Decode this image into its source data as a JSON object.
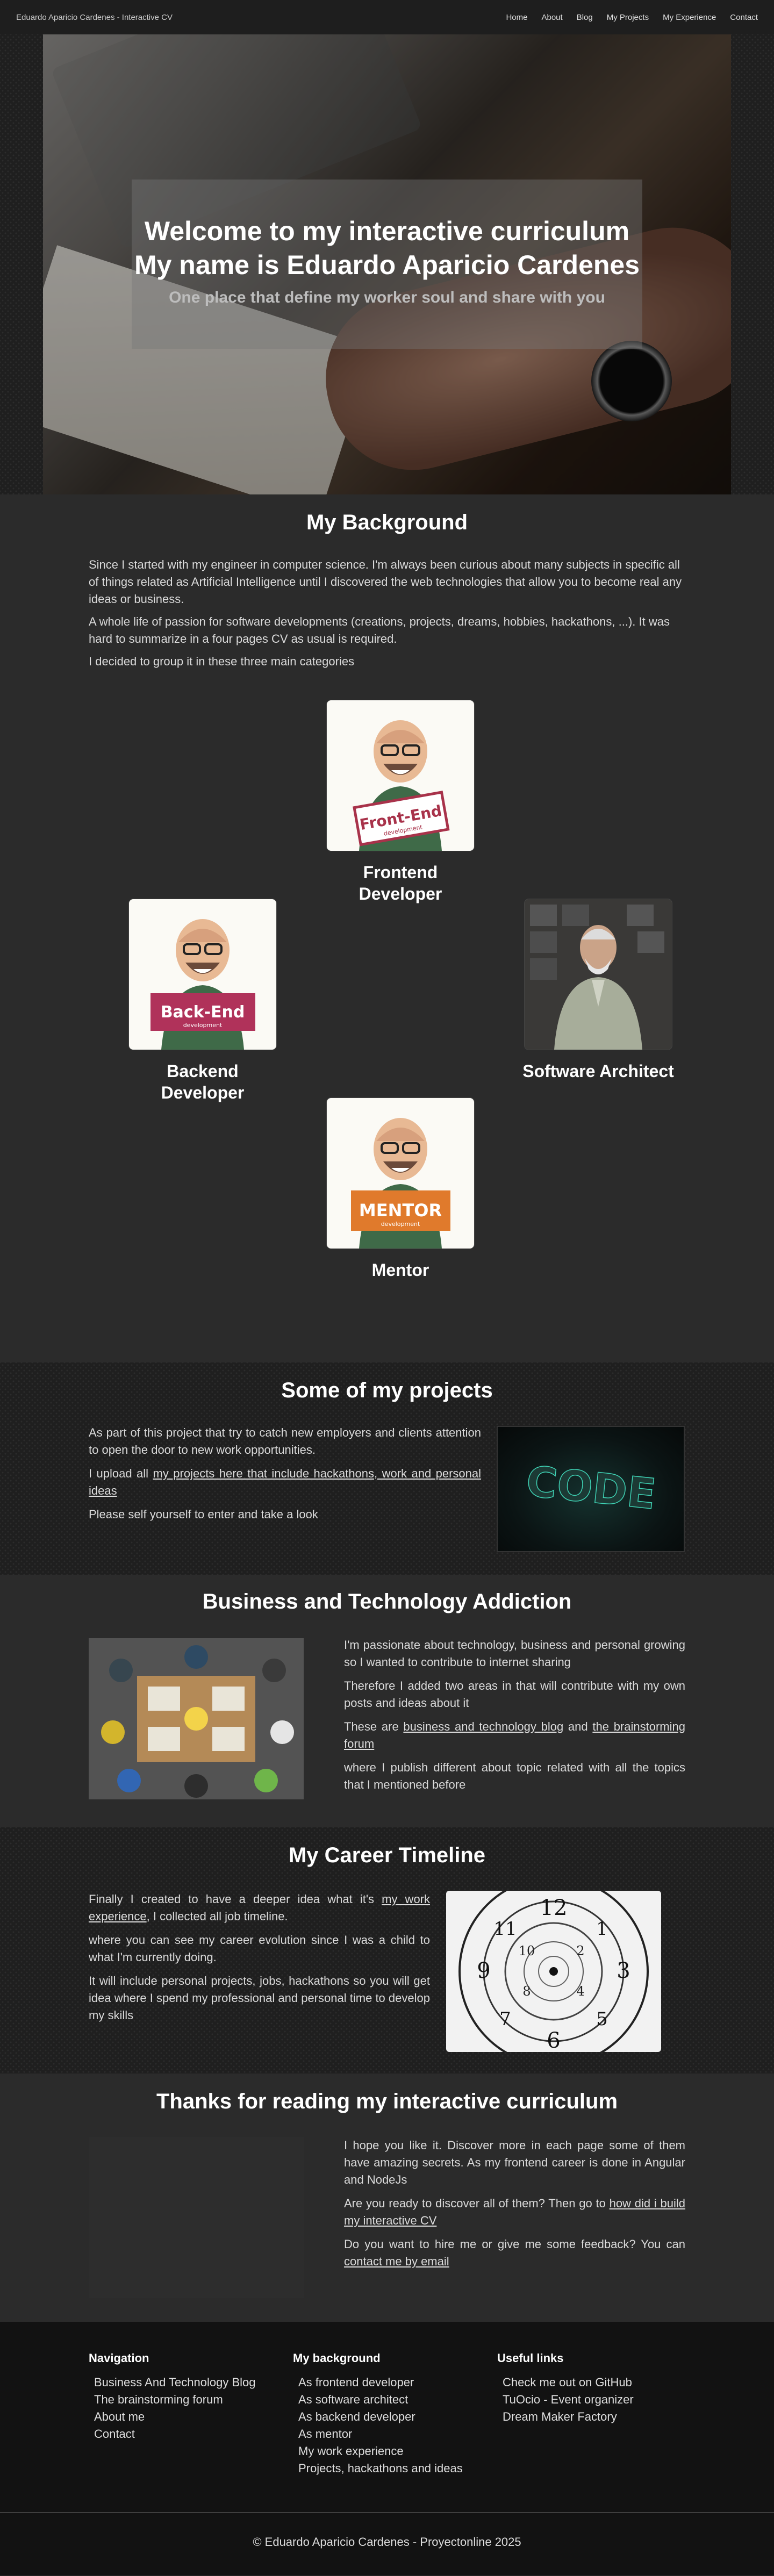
{
  "nav": {
    "brand": "Eduardo Aparicio Cardenes - Interactive CV",
    "links": [
      "Home",
      "About",
      "Blog",
      "My Projects",
      "My Experience",
      "Contact"
    ]
  },
  "hero": {
    "line1": "Welcome to my interactive curriculum",
    "line2": "My name is Eduardo Aparicio Cardenes",
    "subtitle": "One place that define my worker soul and share with you"
  },
  "background": {
    "title": "My Background",
    "p1": "Since I started with my engineer in computer science. I'm always been curious about many subjects in specific all of things related as Artificial Intelligence until I discovered the web technologies that allow you to become real any ideas or business.",
    "p2": "A whole life of passion for software developments (creations, projects, dreams, hobbies, hackathons, ...). It was hard to summarize in a four pages CV as usual is required.",
    "p3": "I decided to group it in these three main categories",
    "cards": {
      "frontend": {
        "label1": "Frontend",
        "label2": "Developer",
        "badge": "Front-End",
        "sub": "development",
        "color": "#a8324a"
      },
      "backend": {
        "label1": "Backend",
        "label2": "Developer",
        "badge": "Back-End",
        "sub": "development",
        "color": "#b0325a"
      },
      "architect": {
        "label1": "Software Architect"
      },
      "mentor": {
        "label1": "Mentor",
        "badge": "MENTOR",
        "sub": "development",
        "color": "#e07a2c"
      }
    }
  },
  "projects": {
    "title": "Some of my projects",
    "p1": "As part of this project that try to catch new employers and clients attention to open the door to new work opportunities.",
    "p2_before": "I upload all ",
    "p2_link": "my projects here that include hackathons, work and personal ideas",
    "p3": "Please self yourself to enter and take a look",
    "image_text": "CODE"
  },
  "business": {
    "title": "Business and Technology Addiction",
    "p1": "I'm passionate about technology, business and personal growing so I wanted to contribute to internet sharing",
    "p2": "Therefore I added two areas in that will contribute with my own posts and ideas about it",
    "p3_before": "These are ",
    "p3_link1": "business and technology blog",
    "p3_mid": " and ",
    "p3_link2": "the brainstorming forum",
    "p4": "where I publish different about topic related with all the topics that I mentioned before"
  },
  "timeline": {
    "title": "My Career Timeline",
    "p1_before": "Finally I created to have a deeper idea what it's ",
    "p1_link": "my work experience",
    "p1_after": ", I collected all job timeline.",
    "p2": "where you can see my career evolution since I was a child to what I'm currently doing.",
    "p3": "It will include personal projects, jobs, hackathons so you will get idea where I spend my professional and personal time to develop my skills"
  },
  "thanks": {
    "title": "Thanks for reading my interactive curriculum",
    "p1": "I hope you like it. Discover more in each page some of them have amazing secrets. As my frontend career is done in Angular and NodeJs",
    "p2_before": "Are you ready to discover all of them? Then go to ",
    "p2_link": "how did i build my interactive CV",
    "p3_before": "Do you want to hire me or give me some feedback? You can ",
    "p3_link": "contact me by email"
  },
  "footer": {
    "nav_title": "Navigation",
    "nav_items": [
      "Business And Technology Blog",
      "The brainstorming forum",
      "About me",
      "Contact"
    ],
    "bg_title": "My background",
    "bg_items": [
      "As frontend developer",
      "As software architect",
      "As backend developer",
      "As mentor",
      "My work experience",
      "Projects, hackathons and ideas"
    ],
    "links_title": "Useful links",
    "links_items": [
      "Check me out on GitHub",
      "TuOcio - Event organizer",
      "Dream Maker Factory"
    ],
    "copyright": "© Eduardo Aparicio Cardenes - Proyectonline 2025"
  }
}
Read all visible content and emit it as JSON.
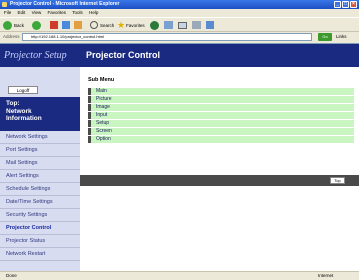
{
  "window": {
    "title": "Projector Control - Microsoft Internet Explorer"
  },
  "menu": [
    "File",
    "Edit",
    "View",
    "Favorites",
    "Tools",
    "Help"
  ],
  "toolbar": {
    "back": "Back",
    "search": "Search",
    "favorites": "Favorites"
  },
  "address": {
    "label": "Address",
    "url": "http://192.168.1.10/projector_control.html",
    "go": "Go",
    "links": "Links"
  },
  "sidebar": {
    "logo": "Projector Setup",
    "logoff": "Logoff",
    "top_lines": [
      "Top:",
      "Network",
      "Information"
    ],
    "items": [
      "Network Settings",
      "Port Settings",
      "Mail Settings",
      "Alert Settings",
      "Schedule Settings",
      "Date/Time Settings",
      "Security Settings",
      "Projector Control",
      "Projector Status",
      "Network Restart"
    ]
  },
  "main": {
    "title": "Projector Control",
    "submenu_title": "Sub Menu",
    "submenu": [
      "Main",
      "Picture",
      "Image",
      "Input",
      "Setup",
      "Screen",
      "Option"
    ],
    "top_button": "Top"
  },
  "status": {
    "left": "Done",
    "right": "Internet"
  },
  "colors": {
    "nav_bg": "#1a2a80",
    "sidebar_bg": "#d8dcf0",
    "submenu_bg": "#c8f5c0",
    "bar": "#4a4a4a"
  }
}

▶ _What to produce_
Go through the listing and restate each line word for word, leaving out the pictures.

▶ _Solution to the problem_
Decode this image into its source data as a JSON object.
{
  "nav": {
    "brand": "Eduardo Aparicio Cardenes - Interactive CV",
    "links": [
      "Home",
      "About",
      "Blog",
      "My Projects",
      "My Experience",
      "Contact"
    ]
  },
  "hero": {
    "line1": "Welcome to my interactive curriculum",
    "line2": "My name is Eduardo Aparicio Cardenes",
    "subtitle": "One place that define my worker soul and share with you"
  },
  "background": {
    "title": "My Background",
    "p1": "Since I started with my engineer in computer science. I'm always been curious about many subjects in specific all of things related as Artificial Intelligence until I discovered the web technologies that allow you to become real any ideas or business.",
    "p2": "A whole life of passion for software developments (creations, projects, dreams, hobbies, hackathons, ...). It was hard to summarize in a four pages CV as usual is required.",
    "p3": "I decided to group it in these three main categories",
    "cards": {
      "frontend": {
        "label1": "Frontend",
        "label2": "Developer",
        "badge": "Front-End",
        "sub": "development",
        "color": "#a8324a"
      },
      "backend": {
        "label1": "Backend",
        "label2": "Developer",
        "badge": "Back-End",
        "sub": "development",
        "color": "#b0325a"
      },
      "architect": {
        "label1": "Software Architect"
      },
      "mentor": {
        "label1": "Mentor",
        "badge": "MENTOR",
        "sub": "development",
        "color": "#e07a2c"
      }
    }
  },
  "projects": {
    "title": "Some of my projects",
    "p1": "As part of this project that try to catch new employers and clients attention to open the door to new work opportunities.",
    "p2_before": "I upload all ",
    "p2_link": "my projects here that include hackathons, work and personal ideas",
    "p3": "Please self yourself to enter and take a look",
    "image_text": "CODE"
  },
  "business": {
    "title": "Business and Technology Addiction",
    "p1": "I'm passionate about technology, business and personal growing so I wanted to contribute to internet sharing",
    "p2": "Therefore I added two areas in that will contribute with my own posts and ideas about it",
    "p3_before": "These are ",
    "p3_link1": "business and technology blog",
    "p3_mid": " and ",
    "p3_link2": "the brainstorming forum",
    "p4": "where I publish different about topic related with all the topics that I mentioned before"
  },
  "timeline": {
    "title": "My Career Timeline",
    "p1_before": "Finally I created to have a deeper idea what it's ",
    "p1_link": "my work experience",
    "p1_after": ", I collected all job timeline.",
    "p2": "where you can see my career evolution since I was a child to what I'm currently doing.",
    "p3": "It will include personal projects, jobs, hackathons so you will get idea where I spend my professional and personal time to develop my skills"
  },
  "thanks": {
    "title": "Thanks for reading my interactive curriculum",
    "p1": "I hope you like it. Discover more in each page some of them have amazing secrets. As my frontend career is done in Angular and NodeJs",
    "p2_before": "Are you ready to discover all of them? Then go to ",
    "p2_link": "how did i build my interactive CV",
    "p3_before": "Do you want to hire me or give me some feedback? You can ",
    "p3_link": "contact me by email"
  },
  "footer": {
    "nav_title": "Navigation",
    "nav_items": [
      "Business And Technology Blog",
      "The brainstorming forum",
      "About me",
      "Contact"
    ],
    "bg_title": "My background",
    "bg_items": [
      "As frontend developer",
      "As software architect",
      "As backend developer",
      "As mentor",
      "My work experience",
      "Projects, hackathons and ideas"
    ],
    "links_title": "Useful links",
    "links_items": [
      "Check me out on GitHub",
      "TuOcio - Event organizer",
      "Dream Maker Factory"
    ],
    "copyright": "© Eduardo Aparicio Cardenes - Proyectonline 2025"
  }
}
Read all visible content and emit it as JSON.
{
  "window": {
    "title": "Projector Control - Microsoft Internet Explorer"
  },
  "menu": [
    "File",
    "Edit",
    "View",
    "Favorites",
    "Tools",
    "Help"
  ],
  "toolbar": {
    "back": "Back",
    "search": "Search",
    "favorites": "Favorites"
  },
  "address": {
    "label": "Address",
    "url": "http://192.168.1.10/projector_control.html",
    "go": "Go",
    "links": "Links"
  },
  "sidebar": {
    "logo": "Projector Setup",
    "logoff": "Logoff",
    "top_lines": [
      "Top:",
      "Network",
      "Information"
    ],
    "items": [
      "Network Settings",
      "Port Settings",
      "Mail Settings",
      "Alert Settings",
      "Schedule Settings",
      "Date/Time Settings",
      "Security Settings",
      "Projector Control",
      "Projector Status",
      "Network Restart"
    ]
  },
  "main": {
    "title": "Projector Control",
    "submenu_title": "Sub Menu",
    "submenu": [
      "Main",
      "Picture",
      "Image",
      "Input",
      "Setup",
      "Screen",
      "Option"
    ],
    "top_button": "Top"
  },
  "status": {
    "left": "Done",
    "right": "Internet"
  },
  "colors": {
    "nav_bg": "#1a2a80",
    "sidebar_bg": "#d8dcf0",
    "submenu_bg": "#c8f5c0",
    "bar": "#4a4a4a"
  }
}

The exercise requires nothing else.